Assignment:
Pull out every line below containing the word "Display".

──────── Data

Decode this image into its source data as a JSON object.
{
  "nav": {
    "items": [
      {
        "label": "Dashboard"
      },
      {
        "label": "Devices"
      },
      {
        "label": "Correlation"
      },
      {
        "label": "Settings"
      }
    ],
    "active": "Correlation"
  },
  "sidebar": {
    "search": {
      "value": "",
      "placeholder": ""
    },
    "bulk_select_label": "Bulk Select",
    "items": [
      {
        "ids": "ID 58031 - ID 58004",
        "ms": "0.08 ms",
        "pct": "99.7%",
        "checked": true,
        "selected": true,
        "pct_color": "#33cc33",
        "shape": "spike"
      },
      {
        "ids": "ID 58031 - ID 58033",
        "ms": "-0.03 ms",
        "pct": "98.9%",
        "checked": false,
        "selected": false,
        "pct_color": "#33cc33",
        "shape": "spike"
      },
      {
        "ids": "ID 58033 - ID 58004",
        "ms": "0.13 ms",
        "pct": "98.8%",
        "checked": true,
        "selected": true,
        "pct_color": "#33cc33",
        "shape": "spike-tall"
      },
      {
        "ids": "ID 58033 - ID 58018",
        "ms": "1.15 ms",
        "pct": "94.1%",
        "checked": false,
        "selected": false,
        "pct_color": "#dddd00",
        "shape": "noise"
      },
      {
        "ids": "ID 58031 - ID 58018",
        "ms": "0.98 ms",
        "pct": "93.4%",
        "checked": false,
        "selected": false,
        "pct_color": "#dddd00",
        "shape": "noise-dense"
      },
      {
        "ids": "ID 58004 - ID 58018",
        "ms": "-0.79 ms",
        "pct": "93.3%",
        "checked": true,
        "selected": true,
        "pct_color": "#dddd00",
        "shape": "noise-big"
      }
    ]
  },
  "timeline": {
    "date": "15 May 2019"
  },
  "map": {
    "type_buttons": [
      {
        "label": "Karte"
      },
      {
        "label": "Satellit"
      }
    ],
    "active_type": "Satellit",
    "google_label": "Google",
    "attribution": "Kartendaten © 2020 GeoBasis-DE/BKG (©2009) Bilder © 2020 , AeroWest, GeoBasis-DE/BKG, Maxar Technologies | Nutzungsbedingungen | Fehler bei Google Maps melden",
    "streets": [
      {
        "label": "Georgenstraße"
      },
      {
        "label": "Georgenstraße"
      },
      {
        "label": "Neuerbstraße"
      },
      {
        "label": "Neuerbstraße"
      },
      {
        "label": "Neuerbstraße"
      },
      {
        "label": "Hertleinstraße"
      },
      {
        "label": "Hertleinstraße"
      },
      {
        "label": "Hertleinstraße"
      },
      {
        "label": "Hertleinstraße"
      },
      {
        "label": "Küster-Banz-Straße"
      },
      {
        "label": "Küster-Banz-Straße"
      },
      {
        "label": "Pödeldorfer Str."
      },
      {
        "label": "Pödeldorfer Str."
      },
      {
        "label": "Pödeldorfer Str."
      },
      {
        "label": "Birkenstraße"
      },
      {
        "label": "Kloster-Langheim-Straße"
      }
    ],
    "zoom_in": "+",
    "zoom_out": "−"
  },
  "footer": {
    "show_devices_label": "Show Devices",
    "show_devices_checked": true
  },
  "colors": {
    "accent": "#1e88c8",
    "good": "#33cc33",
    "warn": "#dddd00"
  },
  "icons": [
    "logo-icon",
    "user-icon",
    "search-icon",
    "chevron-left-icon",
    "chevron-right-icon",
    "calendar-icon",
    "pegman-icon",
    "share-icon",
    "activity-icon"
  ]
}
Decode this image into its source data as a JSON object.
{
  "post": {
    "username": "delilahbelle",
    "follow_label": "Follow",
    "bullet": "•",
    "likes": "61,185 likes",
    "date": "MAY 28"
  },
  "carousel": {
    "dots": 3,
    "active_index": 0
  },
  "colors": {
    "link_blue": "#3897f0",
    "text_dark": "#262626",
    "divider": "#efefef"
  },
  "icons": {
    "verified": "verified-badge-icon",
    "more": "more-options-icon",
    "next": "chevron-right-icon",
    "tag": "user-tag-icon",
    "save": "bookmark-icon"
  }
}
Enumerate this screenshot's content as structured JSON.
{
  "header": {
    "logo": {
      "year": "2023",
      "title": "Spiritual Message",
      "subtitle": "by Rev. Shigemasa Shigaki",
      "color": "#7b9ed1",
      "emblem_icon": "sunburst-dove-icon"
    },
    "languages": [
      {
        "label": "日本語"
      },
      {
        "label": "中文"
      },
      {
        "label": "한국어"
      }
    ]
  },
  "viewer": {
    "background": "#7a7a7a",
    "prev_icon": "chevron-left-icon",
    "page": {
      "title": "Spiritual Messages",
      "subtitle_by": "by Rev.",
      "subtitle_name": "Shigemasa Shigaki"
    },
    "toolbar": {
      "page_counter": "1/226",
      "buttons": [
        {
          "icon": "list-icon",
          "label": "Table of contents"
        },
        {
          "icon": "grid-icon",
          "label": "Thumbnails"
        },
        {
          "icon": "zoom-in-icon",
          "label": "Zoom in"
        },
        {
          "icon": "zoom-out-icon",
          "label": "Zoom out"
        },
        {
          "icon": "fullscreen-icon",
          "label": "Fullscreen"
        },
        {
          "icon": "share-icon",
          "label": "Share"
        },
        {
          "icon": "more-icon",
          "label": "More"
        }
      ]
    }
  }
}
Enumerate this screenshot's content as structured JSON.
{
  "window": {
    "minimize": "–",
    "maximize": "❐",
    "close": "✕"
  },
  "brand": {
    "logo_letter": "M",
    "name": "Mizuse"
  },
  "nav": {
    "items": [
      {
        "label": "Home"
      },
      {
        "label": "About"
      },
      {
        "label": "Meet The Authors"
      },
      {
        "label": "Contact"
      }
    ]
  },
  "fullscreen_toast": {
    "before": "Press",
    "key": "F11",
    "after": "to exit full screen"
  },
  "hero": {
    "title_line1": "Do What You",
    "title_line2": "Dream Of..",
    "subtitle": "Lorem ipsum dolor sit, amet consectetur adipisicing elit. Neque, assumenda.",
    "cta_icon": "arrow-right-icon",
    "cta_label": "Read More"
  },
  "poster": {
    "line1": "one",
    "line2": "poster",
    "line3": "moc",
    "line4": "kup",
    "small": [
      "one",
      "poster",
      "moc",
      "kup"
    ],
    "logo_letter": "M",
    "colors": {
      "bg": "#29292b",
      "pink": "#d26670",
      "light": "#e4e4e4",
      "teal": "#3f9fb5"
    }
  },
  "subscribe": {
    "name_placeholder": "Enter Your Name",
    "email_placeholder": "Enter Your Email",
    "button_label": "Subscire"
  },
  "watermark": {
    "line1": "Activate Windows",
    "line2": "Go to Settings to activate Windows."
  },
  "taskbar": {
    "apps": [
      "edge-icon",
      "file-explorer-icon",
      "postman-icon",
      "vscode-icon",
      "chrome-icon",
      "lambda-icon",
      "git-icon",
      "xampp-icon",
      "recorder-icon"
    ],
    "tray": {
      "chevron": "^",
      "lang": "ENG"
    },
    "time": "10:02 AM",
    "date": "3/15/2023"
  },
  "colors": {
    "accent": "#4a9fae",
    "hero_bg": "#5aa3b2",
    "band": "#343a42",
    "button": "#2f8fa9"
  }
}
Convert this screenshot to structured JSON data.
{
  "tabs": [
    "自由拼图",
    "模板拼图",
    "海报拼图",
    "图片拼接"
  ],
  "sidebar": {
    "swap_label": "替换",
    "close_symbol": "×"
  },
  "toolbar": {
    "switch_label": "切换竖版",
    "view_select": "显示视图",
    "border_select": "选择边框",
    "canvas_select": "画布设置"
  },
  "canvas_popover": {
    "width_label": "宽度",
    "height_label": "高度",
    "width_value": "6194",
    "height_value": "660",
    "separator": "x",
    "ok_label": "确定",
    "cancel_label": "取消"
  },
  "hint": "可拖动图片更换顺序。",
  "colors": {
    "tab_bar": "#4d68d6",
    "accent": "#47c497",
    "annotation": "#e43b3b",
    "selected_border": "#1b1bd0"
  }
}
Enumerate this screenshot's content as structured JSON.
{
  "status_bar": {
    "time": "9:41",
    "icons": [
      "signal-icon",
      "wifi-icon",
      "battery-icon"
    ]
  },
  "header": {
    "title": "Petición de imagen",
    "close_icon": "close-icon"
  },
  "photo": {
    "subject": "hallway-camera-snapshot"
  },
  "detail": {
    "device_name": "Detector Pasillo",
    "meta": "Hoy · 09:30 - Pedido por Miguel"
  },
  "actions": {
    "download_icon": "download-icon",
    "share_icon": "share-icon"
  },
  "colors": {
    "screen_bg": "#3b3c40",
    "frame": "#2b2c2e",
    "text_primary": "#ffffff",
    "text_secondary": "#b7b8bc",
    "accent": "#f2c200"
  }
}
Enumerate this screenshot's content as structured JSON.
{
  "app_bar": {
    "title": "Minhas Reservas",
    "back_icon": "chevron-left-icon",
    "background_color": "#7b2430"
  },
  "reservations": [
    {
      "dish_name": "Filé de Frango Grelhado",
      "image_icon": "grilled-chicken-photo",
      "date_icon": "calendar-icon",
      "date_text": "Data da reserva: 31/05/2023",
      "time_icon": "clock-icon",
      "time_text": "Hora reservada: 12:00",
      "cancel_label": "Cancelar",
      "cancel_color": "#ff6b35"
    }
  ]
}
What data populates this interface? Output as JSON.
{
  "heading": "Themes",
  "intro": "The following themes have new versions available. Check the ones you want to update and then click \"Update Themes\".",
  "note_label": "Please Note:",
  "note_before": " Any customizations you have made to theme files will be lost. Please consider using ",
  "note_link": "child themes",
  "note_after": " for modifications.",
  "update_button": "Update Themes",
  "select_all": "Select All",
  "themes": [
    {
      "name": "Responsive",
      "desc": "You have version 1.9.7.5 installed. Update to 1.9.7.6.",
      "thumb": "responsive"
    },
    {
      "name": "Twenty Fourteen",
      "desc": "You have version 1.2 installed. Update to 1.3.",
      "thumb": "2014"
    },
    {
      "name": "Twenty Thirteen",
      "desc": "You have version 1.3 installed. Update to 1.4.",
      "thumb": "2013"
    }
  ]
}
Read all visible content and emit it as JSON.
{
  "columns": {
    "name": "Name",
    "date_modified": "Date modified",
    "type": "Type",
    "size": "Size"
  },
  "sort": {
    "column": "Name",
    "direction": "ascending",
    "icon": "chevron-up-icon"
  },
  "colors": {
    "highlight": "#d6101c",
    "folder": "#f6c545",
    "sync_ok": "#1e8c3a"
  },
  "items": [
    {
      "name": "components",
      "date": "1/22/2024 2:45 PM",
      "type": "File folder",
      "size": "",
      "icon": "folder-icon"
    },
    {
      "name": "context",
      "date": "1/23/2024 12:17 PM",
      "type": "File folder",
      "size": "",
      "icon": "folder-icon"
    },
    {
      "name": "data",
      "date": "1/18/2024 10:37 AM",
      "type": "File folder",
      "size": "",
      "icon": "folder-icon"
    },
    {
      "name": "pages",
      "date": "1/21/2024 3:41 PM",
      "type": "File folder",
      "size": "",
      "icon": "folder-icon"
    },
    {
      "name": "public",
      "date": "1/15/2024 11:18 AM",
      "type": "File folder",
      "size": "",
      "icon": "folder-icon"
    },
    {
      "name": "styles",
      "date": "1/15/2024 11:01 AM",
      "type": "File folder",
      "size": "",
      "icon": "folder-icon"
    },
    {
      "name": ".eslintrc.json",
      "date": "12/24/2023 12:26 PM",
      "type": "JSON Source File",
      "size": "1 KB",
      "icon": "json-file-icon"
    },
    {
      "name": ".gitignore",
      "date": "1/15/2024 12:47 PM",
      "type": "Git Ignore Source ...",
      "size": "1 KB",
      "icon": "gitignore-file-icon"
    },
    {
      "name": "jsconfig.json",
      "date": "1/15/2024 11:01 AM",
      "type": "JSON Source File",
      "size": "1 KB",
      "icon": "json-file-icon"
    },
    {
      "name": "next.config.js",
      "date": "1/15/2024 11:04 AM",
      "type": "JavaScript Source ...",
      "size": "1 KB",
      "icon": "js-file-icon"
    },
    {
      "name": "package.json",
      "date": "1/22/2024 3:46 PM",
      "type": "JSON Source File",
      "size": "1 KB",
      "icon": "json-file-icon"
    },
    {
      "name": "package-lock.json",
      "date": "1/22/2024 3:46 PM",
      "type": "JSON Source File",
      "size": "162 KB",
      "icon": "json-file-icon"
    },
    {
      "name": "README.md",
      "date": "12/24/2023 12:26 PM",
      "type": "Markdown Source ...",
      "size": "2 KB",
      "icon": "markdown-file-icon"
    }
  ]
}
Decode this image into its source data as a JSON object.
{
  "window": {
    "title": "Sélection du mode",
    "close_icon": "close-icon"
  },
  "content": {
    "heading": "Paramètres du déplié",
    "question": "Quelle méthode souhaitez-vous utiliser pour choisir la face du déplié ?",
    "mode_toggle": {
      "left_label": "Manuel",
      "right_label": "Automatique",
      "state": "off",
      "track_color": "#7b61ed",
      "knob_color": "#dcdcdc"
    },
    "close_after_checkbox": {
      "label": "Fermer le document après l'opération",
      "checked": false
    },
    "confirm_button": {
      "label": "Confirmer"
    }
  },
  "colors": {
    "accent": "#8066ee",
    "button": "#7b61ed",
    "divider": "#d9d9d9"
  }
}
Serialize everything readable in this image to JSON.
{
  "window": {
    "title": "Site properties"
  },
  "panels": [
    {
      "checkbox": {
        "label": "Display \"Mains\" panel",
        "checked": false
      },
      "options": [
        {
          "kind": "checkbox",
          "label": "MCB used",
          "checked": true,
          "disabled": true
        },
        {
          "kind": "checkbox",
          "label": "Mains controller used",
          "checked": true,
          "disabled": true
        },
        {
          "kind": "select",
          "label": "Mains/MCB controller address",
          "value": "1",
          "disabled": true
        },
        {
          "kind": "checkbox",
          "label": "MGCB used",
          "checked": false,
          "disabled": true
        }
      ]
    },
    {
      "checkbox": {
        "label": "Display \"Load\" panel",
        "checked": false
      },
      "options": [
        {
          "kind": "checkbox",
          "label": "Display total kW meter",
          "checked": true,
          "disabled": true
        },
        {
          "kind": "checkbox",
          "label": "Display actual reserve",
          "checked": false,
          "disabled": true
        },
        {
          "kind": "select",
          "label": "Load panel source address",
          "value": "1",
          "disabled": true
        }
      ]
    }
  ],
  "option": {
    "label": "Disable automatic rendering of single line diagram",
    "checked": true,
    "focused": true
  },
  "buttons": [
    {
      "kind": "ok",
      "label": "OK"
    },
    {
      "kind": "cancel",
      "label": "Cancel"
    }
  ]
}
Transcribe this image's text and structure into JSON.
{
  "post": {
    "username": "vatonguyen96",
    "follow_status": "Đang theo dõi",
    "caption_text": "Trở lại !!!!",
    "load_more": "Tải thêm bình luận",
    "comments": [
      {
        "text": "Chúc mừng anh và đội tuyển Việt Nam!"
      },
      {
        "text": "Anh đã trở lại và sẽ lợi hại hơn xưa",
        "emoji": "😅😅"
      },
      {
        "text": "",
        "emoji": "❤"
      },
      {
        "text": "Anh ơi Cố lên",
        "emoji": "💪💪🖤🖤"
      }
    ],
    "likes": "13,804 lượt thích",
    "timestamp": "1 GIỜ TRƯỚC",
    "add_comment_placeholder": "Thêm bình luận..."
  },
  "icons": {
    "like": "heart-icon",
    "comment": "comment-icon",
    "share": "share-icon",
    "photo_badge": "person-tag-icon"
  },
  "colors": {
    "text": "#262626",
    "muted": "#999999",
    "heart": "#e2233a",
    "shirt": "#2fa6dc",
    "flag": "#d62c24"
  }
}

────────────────

Reply to the exercise:
        "label": "Display \"Mains\" panel",
        "label": "Display \"Load\" panel",
          "label": "Display total kW meter",
          "label": "Display actual reserve",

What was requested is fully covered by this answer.